Aim of the task:
Find and copy each line of the records where the string "AUDUSD" shows up.

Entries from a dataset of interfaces
▬▬▬

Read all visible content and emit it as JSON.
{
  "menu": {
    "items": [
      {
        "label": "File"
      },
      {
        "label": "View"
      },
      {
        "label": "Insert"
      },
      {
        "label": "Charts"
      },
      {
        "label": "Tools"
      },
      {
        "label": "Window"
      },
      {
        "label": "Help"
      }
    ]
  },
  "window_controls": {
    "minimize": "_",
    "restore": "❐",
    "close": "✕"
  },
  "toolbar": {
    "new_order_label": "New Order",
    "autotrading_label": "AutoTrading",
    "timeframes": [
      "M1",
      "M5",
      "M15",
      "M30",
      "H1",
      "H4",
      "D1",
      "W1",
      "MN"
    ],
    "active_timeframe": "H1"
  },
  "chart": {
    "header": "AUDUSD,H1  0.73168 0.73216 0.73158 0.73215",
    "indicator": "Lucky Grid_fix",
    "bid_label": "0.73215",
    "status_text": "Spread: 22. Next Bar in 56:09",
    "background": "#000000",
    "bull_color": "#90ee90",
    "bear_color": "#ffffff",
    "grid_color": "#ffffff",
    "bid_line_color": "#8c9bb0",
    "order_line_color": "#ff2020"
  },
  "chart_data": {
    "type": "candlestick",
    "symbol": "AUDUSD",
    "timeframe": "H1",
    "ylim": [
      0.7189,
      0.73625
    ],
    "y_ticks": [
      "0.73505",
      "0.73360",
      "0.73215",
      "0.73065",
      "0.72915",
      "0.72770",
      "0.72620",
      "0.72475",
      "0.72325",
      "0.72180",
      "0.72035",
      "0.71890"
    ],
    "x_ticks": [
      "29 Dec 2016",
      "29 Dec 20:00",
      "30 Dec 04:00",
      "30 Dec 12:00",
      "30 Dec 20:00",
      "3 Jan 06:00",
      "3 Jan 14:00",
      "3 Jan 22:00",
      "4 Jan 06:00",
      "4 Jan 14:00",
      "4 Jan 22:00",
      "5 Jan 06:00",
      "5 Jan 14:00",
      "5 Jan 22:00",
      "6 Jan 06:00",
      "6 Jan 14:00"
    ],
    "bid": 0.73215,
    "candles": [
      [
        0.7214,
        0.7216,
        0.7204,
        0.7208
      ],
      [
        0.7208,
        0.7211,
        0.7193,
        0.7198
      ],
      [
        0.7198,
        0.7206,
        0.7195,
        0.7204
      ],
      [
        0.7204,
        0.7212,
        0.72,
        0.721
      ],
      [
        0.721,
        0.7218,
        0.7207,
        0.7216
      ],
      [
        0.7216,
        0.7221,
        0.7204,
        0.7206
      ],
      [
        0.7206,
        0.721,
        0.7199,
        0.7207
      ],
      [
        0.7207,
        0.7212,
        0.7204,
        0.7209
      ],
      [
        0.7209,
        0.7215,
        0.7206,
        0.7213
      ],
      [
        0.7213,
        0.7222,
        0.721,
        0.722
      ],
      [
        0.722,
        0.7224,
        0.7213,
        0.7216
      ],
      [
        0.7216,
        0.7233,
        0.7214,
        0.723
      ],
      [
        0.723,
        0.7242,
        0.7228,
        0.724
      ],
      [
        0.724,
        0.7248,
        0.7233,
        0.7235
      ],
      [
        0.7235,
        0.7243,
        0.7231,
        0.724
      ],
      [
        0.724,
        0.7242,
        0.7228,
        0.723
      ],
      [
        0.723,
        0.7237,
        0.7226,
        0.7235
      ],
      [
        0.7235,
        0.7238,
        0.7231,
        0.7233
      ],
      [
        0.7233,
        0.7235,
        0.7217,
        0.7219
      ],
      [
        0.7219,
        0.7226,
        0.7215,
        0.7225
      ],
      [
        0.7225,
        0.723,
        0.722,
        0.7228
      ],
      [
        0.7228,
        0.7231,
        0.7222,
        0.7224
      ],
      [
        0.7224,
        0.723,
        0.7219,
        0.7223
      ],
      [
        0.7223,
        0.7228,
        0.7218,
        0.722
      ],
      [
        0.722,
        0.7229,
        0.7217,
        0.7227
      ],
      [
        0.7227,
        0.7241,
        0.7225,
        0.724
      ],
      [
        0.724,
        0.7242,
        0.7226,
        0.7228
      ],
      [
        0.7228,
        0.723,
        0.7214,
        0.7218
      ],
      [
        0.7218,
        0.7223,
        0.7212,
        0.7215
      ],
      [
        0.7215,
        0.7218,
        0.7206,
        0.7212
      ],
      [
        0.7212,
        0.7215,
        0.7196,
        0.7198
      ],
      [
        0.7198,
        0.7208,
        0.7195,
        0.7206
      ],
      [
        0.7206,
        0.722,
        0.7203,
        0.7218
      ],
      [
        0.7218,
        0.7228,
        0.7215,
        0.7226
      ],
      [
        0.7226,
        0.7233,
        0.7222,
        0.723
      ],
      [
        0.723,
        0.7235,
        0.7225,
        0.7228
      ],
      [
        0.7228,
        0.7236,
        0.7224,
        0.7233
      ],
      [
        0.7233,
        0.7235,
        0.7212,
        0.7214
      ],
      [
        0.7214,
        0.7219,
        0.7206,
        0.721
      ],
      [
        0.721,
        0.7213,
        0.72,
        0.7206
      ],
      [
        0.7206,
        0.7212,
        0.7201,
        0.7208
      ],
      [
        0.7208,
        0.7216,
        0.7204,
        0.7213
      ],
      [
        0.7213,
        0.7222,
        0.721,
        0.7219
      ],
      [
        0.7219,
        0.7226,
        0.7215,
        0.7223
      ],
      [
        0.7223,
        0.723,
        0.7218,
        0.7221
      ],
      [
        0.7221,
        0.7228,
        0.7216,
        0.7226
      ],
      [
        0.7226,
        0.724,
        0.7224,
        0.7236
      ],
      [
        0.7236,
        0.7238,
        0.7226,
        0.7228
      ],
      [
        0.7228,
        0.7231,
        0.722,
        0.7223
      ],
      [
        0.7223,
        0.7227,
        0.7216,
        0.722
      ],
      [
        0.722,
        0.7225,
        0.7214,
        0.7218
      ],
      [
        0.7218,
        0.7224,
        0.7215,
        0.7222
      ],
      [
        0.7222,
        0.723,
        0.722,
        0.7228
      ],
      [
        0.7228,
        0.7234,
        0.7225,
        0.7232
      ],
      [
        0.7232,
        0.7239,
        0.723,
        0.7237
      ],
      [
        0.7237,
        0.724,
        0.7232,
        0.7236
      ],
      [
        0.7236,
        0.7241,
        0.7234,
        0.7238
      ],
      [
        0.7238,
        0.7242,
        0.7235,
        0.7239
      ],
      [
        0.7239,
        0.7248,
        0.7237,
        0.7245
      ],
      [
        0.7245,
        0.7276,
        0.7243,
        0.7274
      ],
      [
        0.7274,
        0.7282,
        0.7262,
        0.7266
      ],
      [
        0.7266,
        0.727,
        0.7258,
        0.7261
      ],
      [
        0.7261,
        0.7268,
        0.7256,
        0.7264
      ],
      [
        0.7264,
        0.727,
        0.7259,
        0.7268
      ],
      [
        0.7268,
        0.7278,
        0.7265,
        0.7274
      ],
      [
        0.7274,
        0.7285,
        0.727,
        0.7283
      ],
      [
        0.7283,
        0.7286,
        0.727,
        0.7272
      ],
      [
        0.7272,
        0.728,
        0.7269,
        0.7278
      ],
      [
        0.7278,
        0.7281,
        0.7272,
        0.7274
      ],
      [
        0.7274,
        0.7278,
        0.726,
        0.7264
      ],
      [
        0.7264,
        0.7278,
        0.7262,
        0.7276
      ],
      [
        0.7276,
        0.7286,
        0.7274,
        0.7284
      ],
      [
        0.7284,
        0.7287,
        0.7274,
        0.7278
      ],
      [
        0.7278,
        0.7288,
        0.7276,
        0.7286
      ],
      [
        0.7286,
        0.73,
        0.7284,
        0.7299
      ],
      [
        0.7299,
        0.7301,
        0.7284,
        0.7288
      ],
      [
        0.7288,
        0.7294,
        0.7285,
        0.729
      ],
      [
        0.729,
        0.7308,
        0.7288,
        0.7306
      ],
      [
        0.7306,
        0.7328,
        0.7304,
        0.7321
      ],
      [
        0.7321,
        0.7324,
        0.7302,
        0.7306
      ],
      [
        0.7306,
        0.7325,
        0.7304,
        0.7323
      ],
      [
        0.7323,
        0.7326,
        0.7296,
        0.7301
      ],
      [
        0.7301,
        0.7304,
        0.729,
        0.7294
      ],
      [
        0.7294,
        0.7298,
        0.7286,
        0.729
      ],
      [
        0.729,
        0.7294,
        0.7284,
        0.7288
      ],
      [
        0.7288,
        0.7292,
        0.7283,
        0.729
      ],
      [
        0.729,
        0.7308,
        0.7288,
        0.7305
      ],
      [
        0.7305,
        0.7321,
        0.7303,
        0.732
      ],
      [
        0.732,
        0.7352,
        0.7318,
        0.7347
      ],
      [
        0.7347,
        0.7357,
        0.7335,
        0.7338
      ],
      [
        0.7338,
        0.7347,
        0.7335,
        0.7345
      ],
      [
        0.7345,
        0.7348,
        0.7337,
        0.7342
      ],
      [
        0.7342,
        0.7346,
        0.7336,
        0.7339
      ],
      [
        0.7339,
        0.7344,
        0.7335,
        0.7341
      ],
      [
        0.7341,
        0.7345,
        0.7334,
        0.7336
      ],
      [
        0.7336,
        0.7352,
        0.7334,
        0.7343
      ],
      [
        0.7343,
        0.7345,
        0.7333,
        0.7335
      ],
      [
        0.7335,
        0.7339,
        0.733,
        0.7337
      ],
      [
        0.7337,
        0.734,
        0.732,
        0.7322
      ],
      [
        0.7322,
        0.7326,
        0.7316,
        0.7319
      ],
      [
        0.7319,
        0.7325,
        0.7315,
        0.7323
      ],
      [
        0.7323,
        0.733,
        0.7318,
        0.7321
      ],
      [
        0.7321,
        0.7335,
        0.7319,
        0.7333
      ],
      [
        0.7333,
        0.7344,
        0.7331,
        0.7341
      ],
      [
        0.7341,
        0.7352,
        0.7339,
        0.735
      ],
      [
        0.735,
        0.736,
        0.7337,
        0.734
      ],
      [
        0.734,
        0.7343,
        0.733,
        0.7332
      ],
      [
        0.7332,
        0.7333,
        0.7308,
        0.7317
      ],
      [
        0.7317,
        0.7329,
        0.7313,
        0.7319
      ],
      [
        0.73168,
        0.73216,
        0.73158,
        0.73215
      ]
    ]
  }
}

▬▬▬

Answer box:
    "header": "AUDUSD,H1  0.73168 0.73216 0.73158 0.73215",
    "symbol": "AUDUSD",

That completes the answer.